Task data:
+++++

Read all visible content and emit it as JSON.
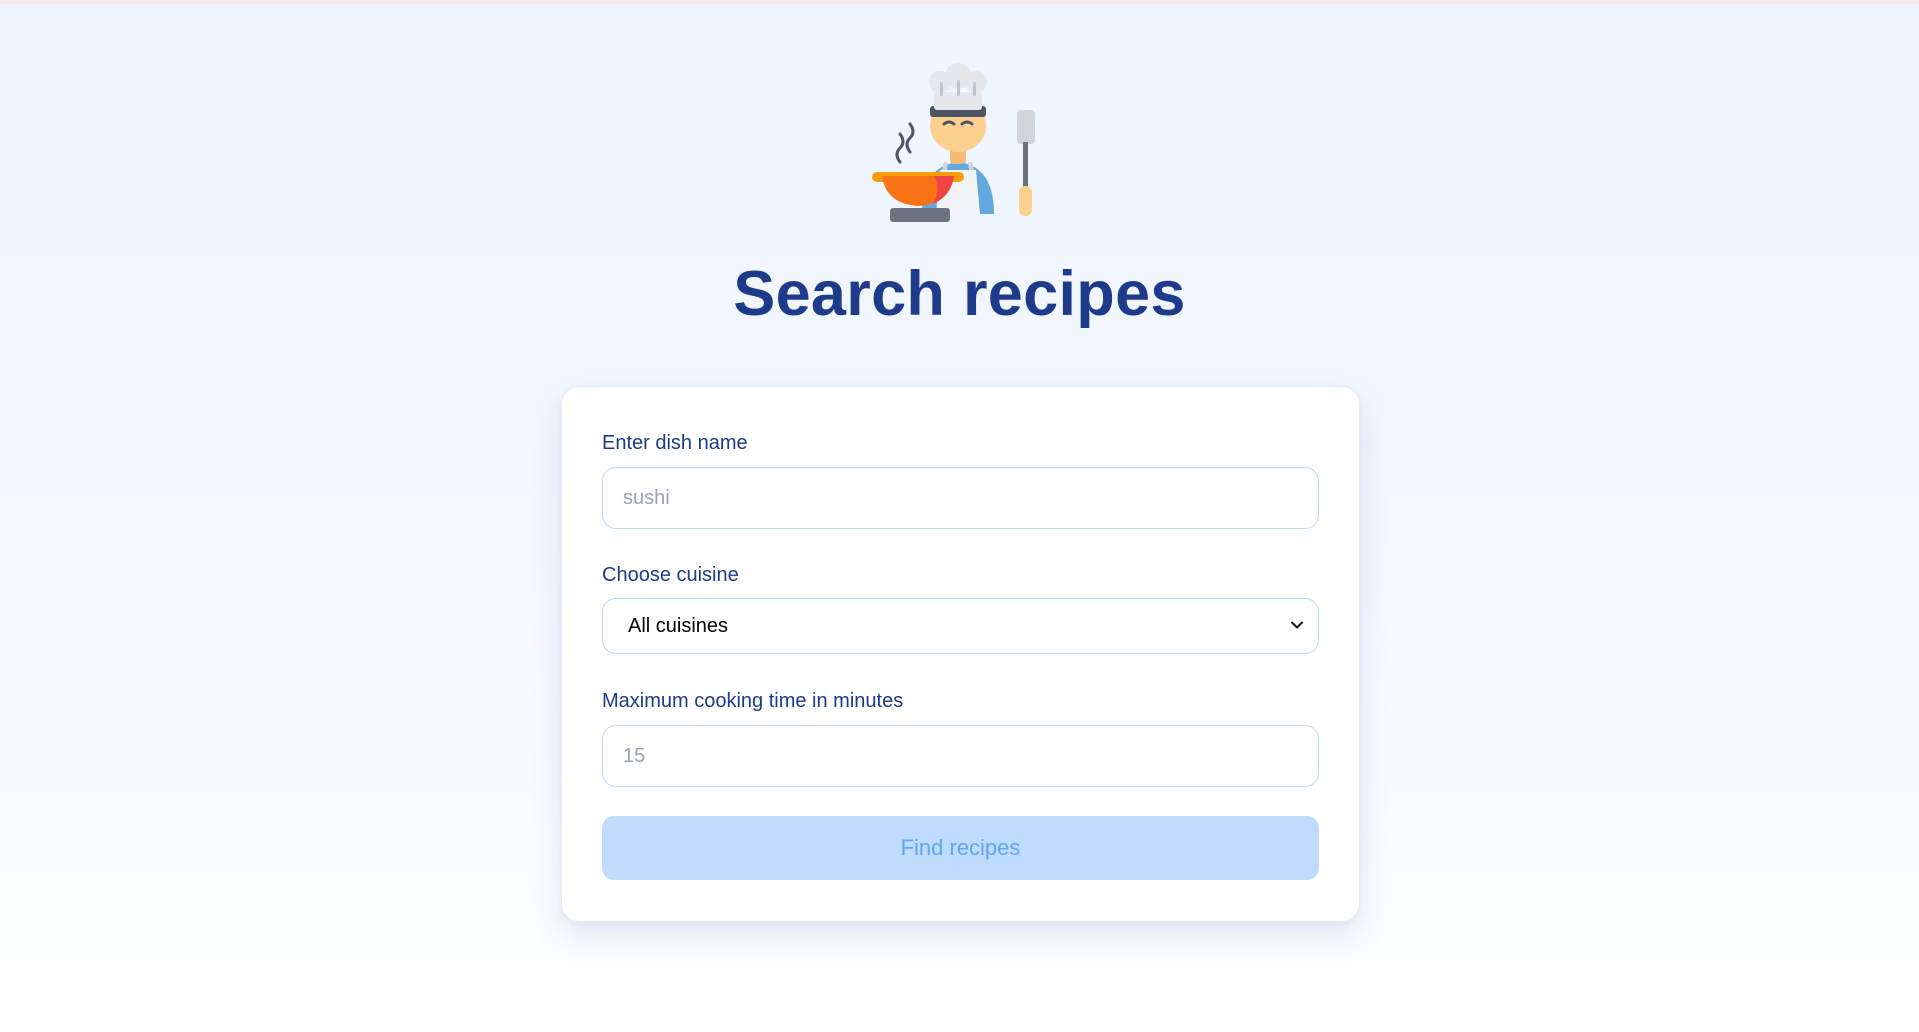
{
  "header": {
    "logo_icon": "chef-cooking-icon",
    "title": "Search recipes"
  },
  "form": {
    "dish": {
      "label": "Enter dish name",
      "placeholder": "sushi",
      "value": ""
    },
    "cuisine": {
      "label": "Choose cuisine",
      "selected": "All cuisines"
    },
    "time": {
      "label": "Maximum cooking time in minutes",
      "placeholder": "15",
      "value": ""
    },
    "submit_label": "Find recipes"
  },
  "colors": {
    "title": "#1e3a8a",
    "label": "#1e3a8a",
    "input_border": "#bfd6fb",
    "button_bg": "#bfdbfe",
    "button_text": "#60a5fa",
    "background_top": "#eef5ff"
  }
}
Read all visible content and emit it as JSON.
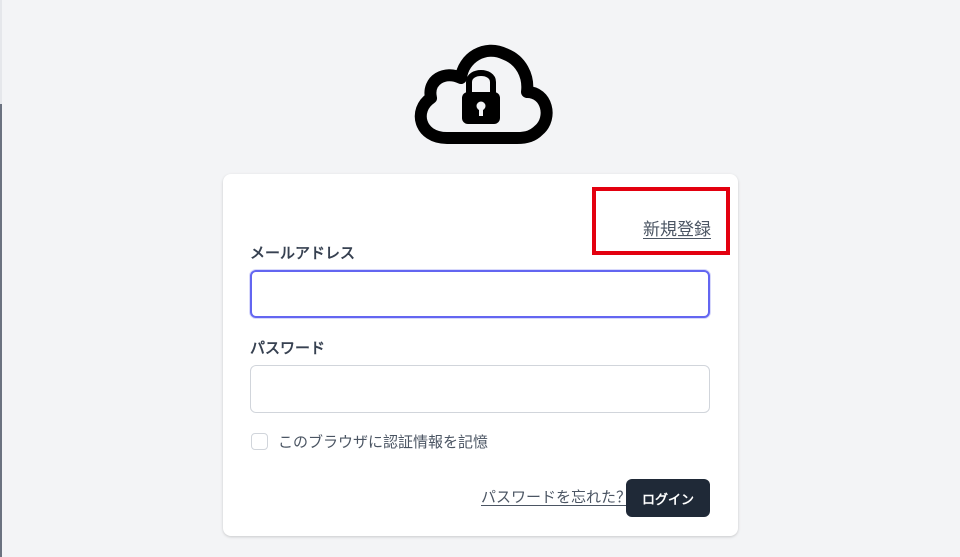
{
  "logo": {
    "icon": "cloud-lock-icon"
  },
  "register": {
    "link_label": "新規登録"
  },
  "form": {
    "email": {
      "label": "メールアドレス",
      "value": "",
      "placeholder": ""
    },
    "password": {
      "label": "パスワード",
      "value": "",
      "placeholder": ""
    },
    "remember": {
      "label": "このブラウザに認証情報を記憶",
      "checked": false
    },
    "forgot_link": "パスワードを忘れた？",
    "login_button": "ログイン"
  },
  "colors": {
    "background": "#f3f4f6",
    "card": "#ffffff",
    "focus_ring": "#6366f1",
    "button": "#1f2937",
    "highlight": "#e3000f"
  }
}
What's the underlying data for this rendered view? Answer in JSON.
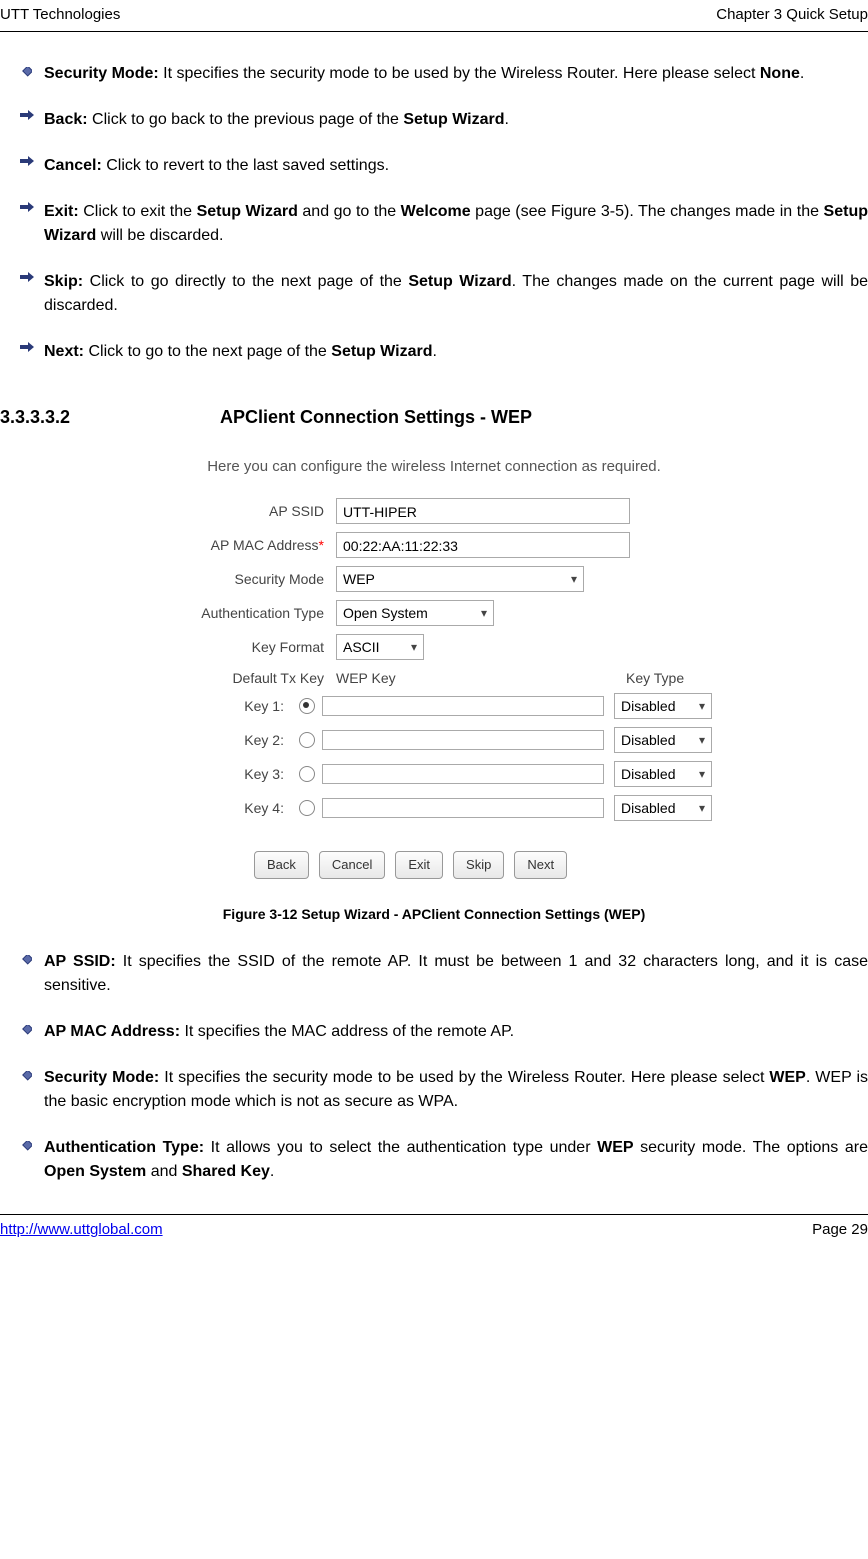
{
  "header": {
    "left": "UTT Technologies",
    "right": "Chapter 3 Quick Setup"
  },
  "top_bullets": [
    {
      "type": "diamond",
      "bold": "Security Mode: ",
      "rest": "It specifies the security mode to be used by the Wireless Router. Here please select ",
      "bold2": "None",
      "tail": "."
    },
    {
      "type": "arrow",
      "bold": "Back: ",
      "rest": "Click to go back to the previous page of the ",
      "bold2": "Setup Wizard",
      "tail": "."
    },
    {
      "type": "arrow",
      "bold": "Cancel: ",
      "rest": "Click to revert to the last saved settings.",
      "bold2": "",
      "tail": ""
    },
    {
      "type": "arrow",
      "bold": "Exit: ",
      "rest": "Click to exit the ",
      "bold2": "Setup Wizard",
      "mid": " and go to the ",
      "bold3": "Welcome",
      "tail": " page (see Figure 3-5). The changes made in the ",
      "bold4": "Setup Wizard",
      "tail2": " will be discarded."
    },
    {
      "type": "arrow",
      "bold": "Skip: ",
      "rest": "Click to go directly to the next page of the ",
      "bold2": "Setup Wizard",
      "tail": ". The changes made on the current page will be discarded."
    },
    {
      "type": "arrow",
      "bold": "Next: ",
      "rest": "Click to go to the next page of the ",
      "bold2": "Setup Wizard",
      "tail": "."
    }
  ],
  "section": {
    "num": "3.3.3.3.2",
    "title": "APClient Connection Settings - WEP"
  },
  "figure": {
    "intro": "Here you can configure the wireless Internet connection as required.",
    "labels": {
      "ap_ssid": "AP SSID",
      "ap_mac": "AP MAC Address",
      "sec_mode": "Security Mode",
      "auth_type": "Authentication Type",
      "key_format": "Key Format",
      "default_tx": "Default Tx Key",
      "wep_key": "WEP Key",
      "key_type": "Key Type",
      "key1": "Key 1:",
      "key2": "Key 2:",
      "key3": "Key 3:",
      "key4": "Key 4:"
    },
    "values": {
      "ap_ssid": "UTT-HIPER",
      "ap_mac": "00:22:AA:11:22:33",
      "sec_mode": "WEP",
      "auth_type": "Open System",
      "key_format": "ASCII",
      "key_type": "Disabled"
    },
    "buttons": {
      "back": "Back",
      "cancel": "Cancel",
      "exit": "Exit",
      "skip": "Skip",
      "next": "Next"
    },
    "caption": "Figure 3-12 Setup Wizard - APClient Connection Settings (WEP)"
  },
  "bottom_bullets": [
    {
      "bold": "AP SSID: ",
      "rest": "It specifies the SSID of the remote AP. It must be between 1 and 32 characters long, and it is case sensitive."
    },
    {
      "bold": "AP MAC Address: ",
      "rest": "It specifies the MAC address of the remote AP."
    },
    {
      "bold": "Security Mode: ",
      "rest": "It specifies the security mode to be used by the Wireless Router. Here please select ",
      "bold2": "WEP",
      "tail": ". WEP is the basic encryption mode which is not as secure as WPA."
    },
    {
      "bold": "Authentication Type: ",
      "rest": "It allows you to select the authentication type under ",
      "bold2": "WEP",
      "tail": " security mode. The options are ",
      "bold3": "Open System",
      "mid": " and ",
      "bold4": "Shared Key",
      "tail2": "."
    }
  ],
  "footer": {
    "url": "http://www.uttglobal.com",
    "page": "Page 29"
  }
}
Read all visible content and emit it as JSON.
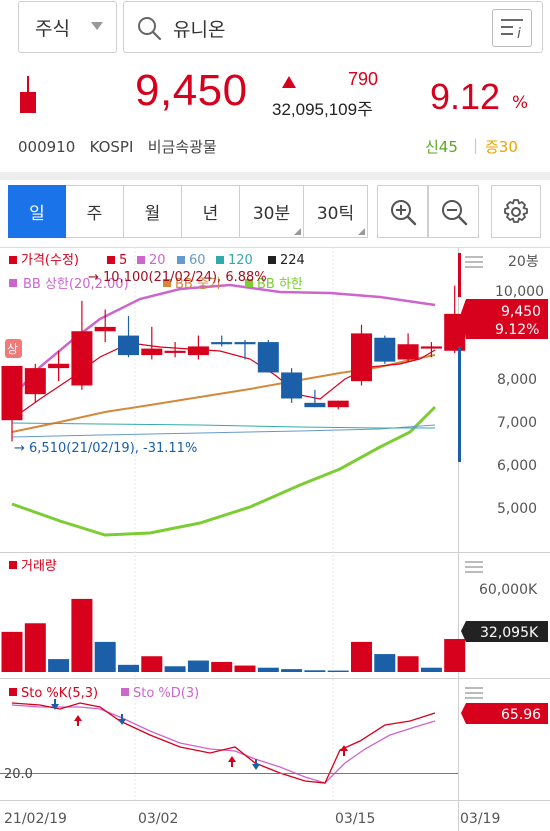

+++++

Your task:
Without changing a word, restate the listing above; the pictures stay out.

Final answer:
Read all visible content and emit it as JSON.
{
  "header": {
    "logo_icon": "chef-cooking-icon",
    "title": "Search recipes"
  },
  "form": {
    "dish": {
      "label": "Enter dish name",
      "placeholder": "sushi",
      "value": ""
    },
    "cuisine": {
      "label": "Choose cuisine",
      "selected": "All cuisines"
    },
    "time": {
      "label": "Maximum cooking time in minutes",
      "placeholder": "15",
      "value": ""
    },
    "submit_label": "Find recipes"
  },
  "colors": {
    "title": "#1e3a8a",
    "label": "#1e3a8a",
    "input_border": "#bfd6fb",
    "button_bg": "#bfdbfe",
    "button_text": "#60a5fa",
    "background_top": "#eef5ff"
  }
}
Read all visible content and emit it as JSON.
{
  "logo": {
    "icon": "cloud-lock-icon"
  },
  "register": {
    "link_label": "新規登録"
  },
  "form": {
    "email": {
      "label": "メールアドレス",
      "value": "",
      "placeholder": ""
    },
    "password": {
      "label": "パスワード",
      "value": "",
      "placeholder": ""
    },
    "remember": {
      "label": "このブラウザに認証情報を記憶",
      "checked": false
    },
    "forgot_link": "パスワードを忘れた？",
    "login_button": "ログイン"
  },
  "colors": {
    "background": "#f3f4f6",
    "card": "#ffffff",
    "focus_ring": "#6366f1",
    "button": "#1f2937",
    "highlight": "#e3000f"
  }
}
What's the underlying data for this rendered view? Answer in JSON.
{
  "header": {
    "left": "UTT Technologies",
    "right": "Chapter 3 Quick Setup"
  },
  "top_bullets": [
    {
      "type": "diamond",
      "bold": "Security Mode: ",
      "rest": "It specifies the security mode to be used by the Wireless Router. Here please select ",
      "bold2": "None",
      "tail": "."
    },
    {
      "type": "arrow",
      "bold": "Back: ",
      "rest": "Click to go back to the previous page of the ",
      "bold2": "Setup Wizard",
      "tail": "."
    },
    {
      "type": "arrow",
      "bold": "Cancel: ",
      "rest": "Click to revert to the last saved settings.",
      "bold2": "",
      "tail": ""
    },
    {
      "type": "arrow",
      "bold": "Exit: ",
      "rest": "Click to exit the ",
      "bold2": "Setup Wizard",
      "mid": " and go to the ",
      "bold3": "Welcome",
      "tail": " page (see Figure 3-5). The changes made in the ",
      "bold4": "Setup Wizard",
      "tail2": " will be discarded."
    },
    {
      "type": "arrow",
      "bold": "Skip: ",
      "rest": "Click to go directly to the next page of the ",
      "bold2": "Setup Wizard",
      "tail": ". The changes made on the current page will be discarded."
    },
    {
      "type": "arrow",
      "bold": "Next: ",
      "rest": "Click to go to the next page of the ",
      "bold2": "Setup Wizard",
      "tail": "."
    }
  ],
  "section": {
    "num": "3.3.3.3.2",
    "title": "APClient Connection Settings - WEP"
  },
  "figure": {
    "intro": "Here you can configure the wireless Internet connection as required.",
    "labels": {
      "ap_ssid": "AP SSID",
      "ap_mac": "AP MAC Address",
      "sec_mode": "Security Mode",
      "auth_type": "Authentication Type",
      "key_format": "Key Format",
      "default_tx": "Default Tx Key",
      "wep_key": "WEP Key",
      "key_type": "Key Type",
      "key1": "Key 1:",
      "key2": "Key 2:",
      "key3": "Key 3:",
      "key4": "Key 4:"
    },
    "values": {
      "ap_ssid": "UTT-HIPER",
      "ap_mac": "00:22:AA:11:22:33",
      "sec_mode": "WEP",
      "auth_type": "Open System",
      "key_format": "ASCII",
      "key_type": "Disabled"
    },
    "buttons": {
      "back": "Back",
      "cancel": "Cancel",
      "exit": "Exit",
      "skip": "Skip",
      "next": "Next"
    },
    "caption": "Figure 3-12 Setup Wizard - APClient Connection Settings (WEP)"
  },
  "bottom_bullets": [
    {
      "bold": "AP SSID: ",
      "rest": "It specifies the SSID of the remote AP. It must be between 1 and 32 characters long, and it is case sensitive."
    },
    {
      "bold": "AP MAC Address: ",
      "rest": "It specifies the MAC address of the remote AP."
    },
    {
      "bold": "Security Mode: ",
      "rest": "It specifies the security mode to be used by the Wireless Router. Here please select ",
      "bold2": "WEP",
      "tail": ". WEP is the basic encryption mode which is not as secure as WPA."
    },
    {
      "bold": "Authentication Type: ",
      "rest": "It allows you to select the authentication type under ",
      "bold2": "WEP",
      "tail": " security mode. The options are ",
      "bold3": "Open System",
      "mid": " and ",
      "bold4": "Shared Key",
      "tail2": "."
    }
  ],
  "footer": {
    "url": "http://www.uttglobal.com",
    "page": "Page 29"
  }
}
Read all visible content and emit it as JSON.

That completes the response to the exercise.